The answer must be every record below, repeated exactly.
(Given entries)
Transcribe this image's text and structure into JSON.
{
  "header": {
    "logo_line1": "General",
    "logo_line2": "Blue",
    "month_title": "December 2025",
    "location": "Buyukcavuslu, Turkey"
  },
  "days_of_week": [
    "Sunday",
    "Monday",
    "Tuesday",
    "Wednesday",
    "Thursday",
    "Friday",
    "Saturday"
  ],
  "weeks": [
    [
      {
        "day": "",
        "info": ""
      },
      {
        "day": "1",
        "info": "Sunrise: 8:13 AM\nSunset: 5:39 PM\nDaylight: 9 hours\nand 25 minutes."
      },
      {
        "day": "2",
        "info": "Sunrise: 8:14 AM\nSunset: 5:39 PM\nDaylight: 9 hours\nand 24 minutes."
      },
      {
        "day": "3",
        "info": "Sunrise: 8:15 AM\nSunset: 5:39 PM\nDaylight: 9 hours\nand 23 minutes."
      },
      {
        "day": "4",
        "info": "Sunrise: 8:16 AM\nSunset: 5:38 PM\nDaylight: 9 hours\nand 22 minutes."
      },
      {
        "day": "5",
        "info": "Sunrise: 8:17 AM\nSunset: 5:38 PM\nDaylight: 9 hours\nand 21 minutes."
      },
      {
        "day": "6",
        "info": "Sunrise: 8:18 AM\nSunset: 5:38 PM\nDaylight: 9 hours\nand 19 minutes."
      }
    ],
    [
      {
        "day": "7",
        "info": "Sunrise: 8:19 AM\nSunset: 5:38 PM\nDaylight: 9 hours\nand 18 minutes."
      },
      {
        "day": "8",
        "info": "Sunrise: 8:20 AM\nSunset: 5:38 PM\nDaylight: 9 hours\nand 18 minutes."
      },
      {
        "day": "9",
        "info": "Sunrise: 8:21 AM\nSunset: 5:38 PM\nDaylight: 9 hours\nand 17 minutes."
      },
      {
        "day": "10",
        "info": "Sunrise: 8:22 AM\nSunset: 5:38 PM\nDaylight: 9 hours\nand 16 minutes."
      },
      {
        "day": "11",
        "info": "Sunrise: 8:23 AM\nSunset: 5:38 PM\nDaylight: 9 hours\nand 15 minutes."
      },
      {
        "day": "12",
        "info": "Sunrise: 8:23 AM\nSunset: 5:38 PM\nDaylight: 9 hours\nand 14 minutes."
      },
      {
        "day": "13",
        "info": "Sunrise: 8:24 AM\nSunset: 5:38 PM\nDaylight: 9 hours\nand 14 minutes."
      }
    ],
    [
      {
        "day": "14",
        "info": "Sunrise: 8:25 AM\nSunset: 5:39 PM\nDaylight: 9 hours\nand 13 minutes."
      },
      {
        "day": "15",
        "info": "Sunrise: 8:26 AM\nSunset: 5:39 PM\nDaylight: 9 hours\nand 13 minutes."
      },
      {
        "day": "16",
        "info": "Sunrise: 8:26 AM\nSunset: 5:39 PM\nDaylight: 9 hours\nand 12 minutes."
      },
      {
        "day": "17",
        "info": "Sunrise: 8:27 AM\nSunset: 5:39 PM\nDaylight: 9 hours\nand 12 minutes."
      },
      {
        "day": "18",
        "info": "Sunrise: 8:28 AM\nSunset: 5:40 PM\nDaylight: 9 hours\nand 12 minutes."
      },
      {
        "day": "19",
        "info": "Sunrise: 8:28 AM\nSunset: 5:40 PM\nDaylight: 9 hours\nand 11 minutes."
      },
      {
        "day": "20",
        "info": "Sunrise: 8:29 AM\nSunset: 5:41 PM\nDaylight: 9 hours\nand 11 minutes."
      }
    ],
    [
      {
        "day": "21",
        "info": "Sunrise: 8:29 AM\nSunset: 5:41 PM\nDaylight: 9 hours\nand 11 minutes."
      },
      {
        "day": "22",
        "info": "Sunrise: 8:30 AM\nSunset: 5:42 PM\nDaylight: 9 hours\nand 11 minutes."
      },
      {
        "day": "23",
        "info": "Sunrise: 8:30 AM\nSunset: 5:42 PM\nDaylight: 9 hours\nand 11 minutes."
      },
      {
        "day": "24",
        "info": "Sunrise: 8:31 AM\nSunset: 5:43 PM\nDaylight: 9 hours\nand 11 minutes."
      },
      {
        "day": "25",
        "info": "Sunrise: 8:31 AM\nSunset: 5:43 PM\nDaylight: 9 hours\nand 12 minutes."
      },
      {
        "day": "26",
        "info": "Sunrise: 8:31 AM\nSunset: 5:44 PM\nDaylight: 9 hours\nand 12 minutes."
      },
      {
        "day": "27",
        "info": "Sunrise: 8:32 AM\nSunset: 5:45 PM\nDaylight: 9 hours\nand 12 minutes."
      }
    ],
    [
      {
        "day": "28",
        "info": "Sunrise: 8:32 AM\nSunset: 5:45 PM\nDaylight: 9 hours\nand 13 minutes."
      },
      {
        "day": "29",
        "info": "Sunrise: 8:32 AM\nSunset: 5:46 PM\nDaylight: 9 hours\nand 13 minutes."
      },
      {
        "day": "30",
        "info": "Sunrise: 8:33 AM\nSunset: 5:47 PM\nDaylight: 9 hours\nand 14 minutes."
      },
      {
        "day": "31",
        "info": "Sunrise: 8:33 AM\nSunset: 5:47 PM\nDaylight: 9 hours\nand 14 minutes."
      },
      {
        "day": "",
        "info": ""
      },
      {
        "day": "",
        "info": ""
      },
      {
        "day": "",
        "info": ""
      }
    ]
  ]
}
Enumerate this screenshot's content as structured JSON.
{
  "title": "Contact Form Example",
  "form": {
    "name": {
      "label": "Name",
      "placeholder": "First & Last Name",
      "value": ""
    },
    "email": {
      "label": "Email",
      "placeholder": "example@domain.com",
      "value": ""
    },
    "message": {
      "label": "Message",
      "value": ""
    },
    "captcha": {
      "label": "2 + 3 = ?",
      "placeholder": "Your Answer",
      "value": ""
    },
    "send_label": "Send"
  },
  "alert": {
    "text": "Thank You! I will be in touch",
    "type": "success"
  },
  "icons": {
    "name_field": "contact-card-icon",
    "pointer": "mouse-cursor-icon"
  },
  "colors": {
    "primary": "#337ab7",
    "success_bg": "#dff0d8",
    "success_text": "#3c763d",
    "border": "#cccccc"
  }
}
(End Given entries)
### Response to this exercise
Transcribe this image's text and structure into JSON.
{
  "header": {
    "logo_line1": "General",
    "logo_line2": "Blue",
    "month_title": "December 2025",
    "location": "Buyukcavuslu, Turkey"
  },
  "days_of_week": [
    "Sunday",
    "Monday",
    "Tuesday",
    "Wednesday",
    "Thursday",
    "Friday",
    "Saturday"
  ],
  "weeks": [
    [
      {
        "day": "",
        "info": ""
      },
      {
        "day": "1",
        "info": "Sunrise: 8:13 AM\nSunset: 5:39 PM\nDaylight: 9 hours\nand 25 minutes."
      },
      {
        "day": "2",
        "info": "Sunrise: 8:14 AM\nSunset: 5:39 PM\nDaylight: 9 hours\nand 24 minutes."
      },
      {
        "day": "3",
        "info": "Sunrise: 8:15 AM\nSunset: 5:39 PM\nDaylight: 9 hours\nand 23 minutes."
      },
      {
        "day": "4",
        "info": "Sunrise: 8:16 AM\nSunset: 5:38 PM\nDaylight: 9 hours\nand 22 minutes."
      },
      {
        "day": "5",
        "info": "Sunrise: 8:17 AM\nSunset: 5:38 PM\nDaylight: 9 hours\nand 21 minutes."
      },
      {
        "day": "6",
        "info": "Sunrise: 8:18 AM\nSunset: 5:38 PM\nDaylight: 9 hours\nand 19 minutes."
      }
    ],
    [
      {
        "day": "7",
        "info": "Sunrise: 8:19 AM\nSunset: 5:38 PM\nDaylight: 9 hours\nand 18 minutes."
      },
      {
        "day": "8",
        "info": "Sunrise: 8:20 AM\nSunset: 5:38 PM\nDaylight: 9 hours\nand 18 minutes."
      },
      {
        "day": "9",
        "info": "Sunrise: 8:21 AM\nSunset: 5:38 PM\nDaylight: 9 hours\nand 17 minutes."
      },
      {
        "day": "10",
        "info": "Sunrise: 8:22 AM\nSunset: 5:38 PM\nDaylight: 9 hours\nand 16 minutes."
      },
      {
        "day": "11",
        "info": "Sunrise: 8:23 AM\nSunset: 5:38 PM\nDaylight: 9 hours\nand 15 minutes."
      },
      {
        "day": "12",
        "info": "Sunrise: 8:23 AM\nSunset: 5:38 PM\nDaylight: 9 hours\nand 14 minutes."
      },
      {
        "day": "13",
        "info": "Sunrise: 8:24 AM\nSunset: 5:38 PM\nDaylight: 9 hours\nand 14 minutes."
      }
    ],
    [
      {
        "day": "14",
        "info": "Sunrise: 8:25 AM\nSunset: 5:39 PM\nDaylight: 9 hours\nand 13 minutes."
      },
      {
        "day": "15",
        "info": "Sunrise: 8:26 AM\nSunset: 5:39 PM\nDaylight: 9 hours\nand 13 minutes."
      },
      {
        "day": "16",
        "info": "Sunrise: 8:26 AM\nSunset: 5:39 PM\nDaylight: 9 hours\nand 12 minutes."
      },
      {
        "day": "17",
        "info": "Sunrise: 8:27 AM\nSunset: 5:39 PM\nDaylight: 9 hours\nand 12 minutes."
      },
      {
        "day": "18",
        "info": "Sunrise: 8:28 AM\nSunset: 5:40 PM\nDaylight: 9 hours\nand 12 minutes."
      },
      {
        "day": "19",
        "info": "Sunrise: 8:28 AM\nSunset: 5:40 PM\nDaylight: 9 hours\nand 11 minutes."
      },
      {
        "day": "20",
        "info": "Sunrise: 8:29 AM\nSunset: 5:41 PM\nDaylight: 9 hours\nand 11 minutes."
      }
    ],
    [
      {
        "day": "21",
        "info": "Sunrise: 8:29 AM\nSunset: 5:41 PM\nDaylight: 9 hours\nand 11 minutes."
      },
      {
        "day": "22",
        "info": "Sunrise: 8:30 AM\nSunset: 5:42 PM\nDaylight: 9 hours\nand 11 minutes."
      },
      {
        "day": "23",
        "info": "Sunrise: 8:30 AM\nSunset: 5:42 PM\nDaylight: 9 hours\nand 11 minutes."
      },
      {
        "day": "24",
        "info": "Sunrise: 8:31 AM\nSunset: 5:43 PM\nDaylight: 9 hours\nand 11 minutes."
      },
      {
        "day": "25",
        "info": "Sunrise: 8:31 AM\nSunset: 5:43 PM\nDaylight: 9 hours\nand 12 minutes."
      },
      {
        "day": "26",
        "info": "Sunrise: 8:31 AM\nSunset: 5:44 PM\nDaylight: 9 hours\nand 12 minutes."
      },
      {
        "day": "27",
        "info": "Sunrise: 8:32 AM\nSunset: 5:45 PM\nDaylight: 9 hours\nand 12 minutes."
      }
    ],
    [
      {
        "day": "28",
        "info": "Sunrise: 8:32 AM\nSunset: 5:45 PM\nDaylight: 9 hours\nand 13 minutes."
      },
      {
        "day": "29",
        "info": "Sunrise: 8:32 AM\nSunset: 5:46 PM\nDaylight: 9 hours\nand 13 minutes."
      },
      {
        "day": "30",
        "info": "Sunrise: 8:33 AM\nSunset: 5:47 PM\nDaylight: 9 hours\nand 14 minutes."
      },
      {
        "day": "31",
        "info": "Sunrise: 8:33 AM\nSunset: 5:47 PM\nDaylight: 9 hours\nand 14 minutes."
      },
      {
        "day": "",
        "info": ""
      },
      {
        "day": "",
        "info": ""
      },
      {
        "day": "",
        "info": ""
      }
    ]
  ]
}
Enumerate this screenshot's content as structured JSON.
{
  "title": "Contact Form Example",
  "form": {
    "name": {
      "label": "Name",
      "placeholder": "First & Last Name",
      "value": ""
    },
    "email": {
      "label": "Email",
      "placeholder": "example@domain.com",
      "value": ""
    },
    "message": {
      "label": "Message",
      "value": ""
    },
    "captcha": {
      "label": "2 + 3 = ?",
      "placeholder": "Your Answer",
      "value": ""
    },
    "send_label": "Send"
  },
  "alert": {
    "text": "Thank You! I will be in touch",
    "type": "success"
  },
  "icons": {
    "name_field": "contact-card-icon",
    "pointer": "mouse-cursor-icon"
  },
  "colors": {
    "primary": "#337ab7",
    "success_bg": "#dff0d8",
    "success_text": "#3c763d",
    "border": "#cccccc"
  }
}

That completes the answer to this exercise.